Several years ago my husband observed that—for an only child—I still always have a brother. That guy I can trash talk with/at, who lends me tools or music, and who probably feeds me pancakes. Last week two different old friends called me “sis” in their texts. Neither of them called me that before, but the appellation was love received.
It defines me, being sister to these men.
The brother I lost this week was love. A word cloud of tributes to him would rain largest: joy, laughter, light, talent. Over twenty-some years he became a light people followed. Literally. Folks followed his band. And probably the band he formed after that one.
I heard him before I first saw him. Steadily picking a mandolin on his front porch. I yelled a sweaty moving-day-something across the street about Hatfields and McCoys. His door was open from that day on.
These open door people, these beams of light.

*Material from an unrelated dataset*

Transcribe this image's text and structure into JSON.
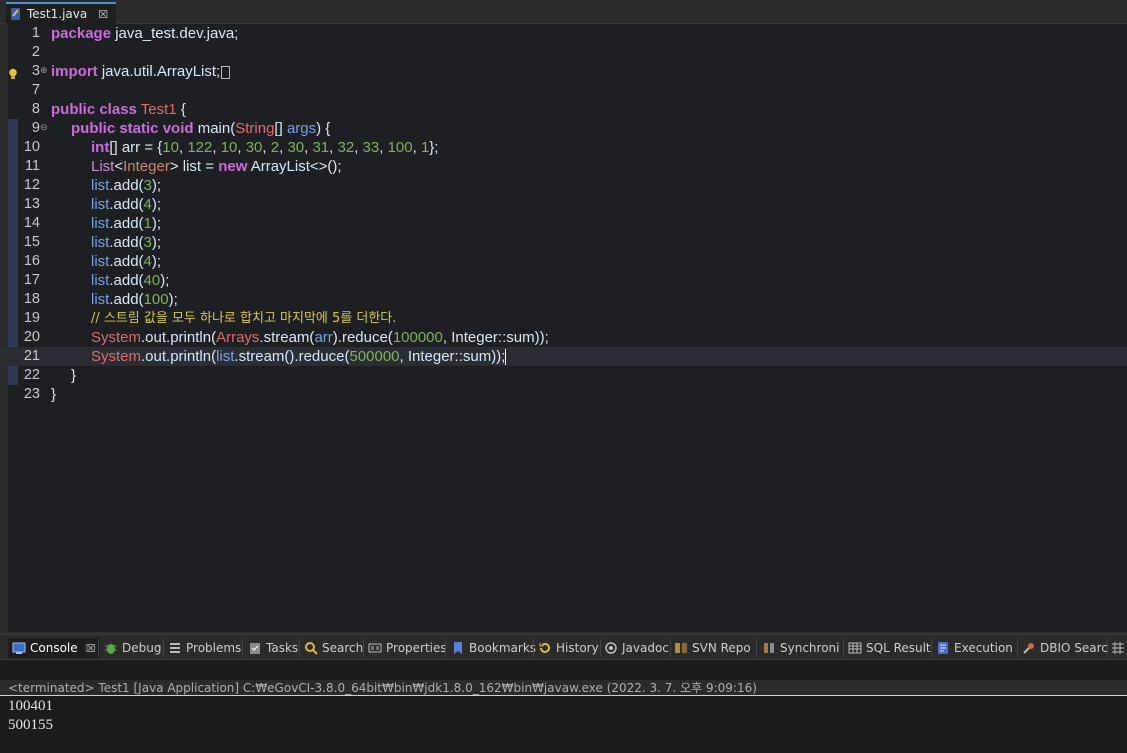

We’d lost touch a little before I became a parent. I imagined bringing my own kiddo to one of his shows to reconnect. I imagined sharing another good meal. I saw the gleeful hugs, the how’s-your-moms, the HOW-many-kids, the homecoming dance. I also imagined learning of his death in a headline. Only one of those things happened.
I turn 42 today, and I’m mad he can’t chat with me, call me by my full name. Not that he had my number. But if he had called (there is magic, after all), it would be the familiar, electric joy we had for more than half my life. Or maybe it would have been sad, but that would have been okay, too.
It will take me a while to listen to any of his music. I’ll probably have to avoid bluegrass altogether, for a spell. I have listened to a gospel song a few too many times — Goin Up Yonder.
If anybody ask you
Where I’m going
Where I’m going soon
I’m goin’ up yonder
I’m goin’ up yonder
I’m goin up yonder
To Be with my Lord
I don’t think he was into God in this way, but he sure did bring us all closer to the Devine while we were all down here, together.
Thanks for the love, brother. May you be able to feel that love now.